In order to petition for custody, the circumstances are not quite as cut and dry. The considerations that must be met are:
- The grandparent must be acting as parent, providing all or most of the care for a child.
- It must be detrimental to the child for him/her to stay in the custody of their parent.
- There must not have been a decision made regarding the child’s custody within the last year. (This can be waived in cases where harm could come to the child.)
If any of the criteria cannot be met, Family Court will dismiss the case.
Best Interest of the Child
It must also be in the best interest of the child for a court to entertain a suit, even if one of the above is the case. No matter the situation, just as in granting parental rights, what is best for the child is of utmost importance.
For a grandparent (or other third party) to gain custodial rights of a child, they must show the court that it is not in the best interest of the child to be with their biological parents. They must show that it is probable or certain that it is detrimental to the child’s physical or emotional health to do so.
Determining Factors of a Child’s Best Interest

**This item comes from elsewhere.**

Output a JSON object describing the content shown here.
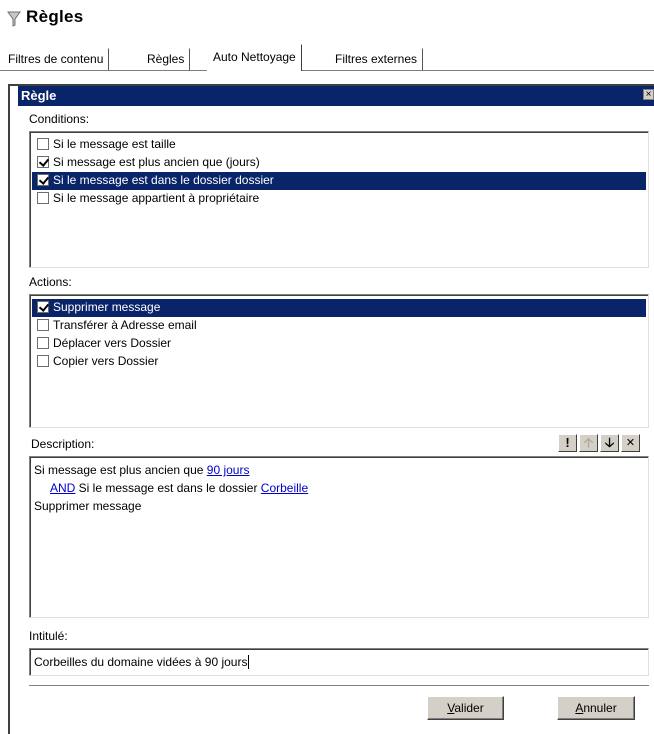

When determining whether or not it is in the best interest of a child to be put in the custody of a grandparent, the court must take into consideration not only all relevant factors, but also a list of specific factors determined by the state of Arizona.
These factors are:
- The current/past relationship between grandparent and child(ren) involved.
- What motives the grandparents may have for petitioning the court.
- What motives the parents may have for preventing visitation.
- The amount of time requested for visitations, when not a custodial case.
- Should the child maintain a relationship with the grandparents in the case of the loss of a parent.
There is a lot of things that have to be considered by the courts, as well as the families involved in visitation and/or custody cases. So much so that the Arizona Bar Association maintains a website. However, your case has unique factors of its own, and reaching out for personal legal assistance is always advised in situations involving something as important as a child.
We Can Help
With over twenty years of experience, Simon Law Group would like to earn your trust as a local family law attorney. We are here to support you in your rights when it comes to your family and the best interest of those you love. If you have any questions, would like to discuss your unique situation or wonder if you have a case, contact us at (480)-745-2450 to schedule your free consultation.
And remember, experience matters!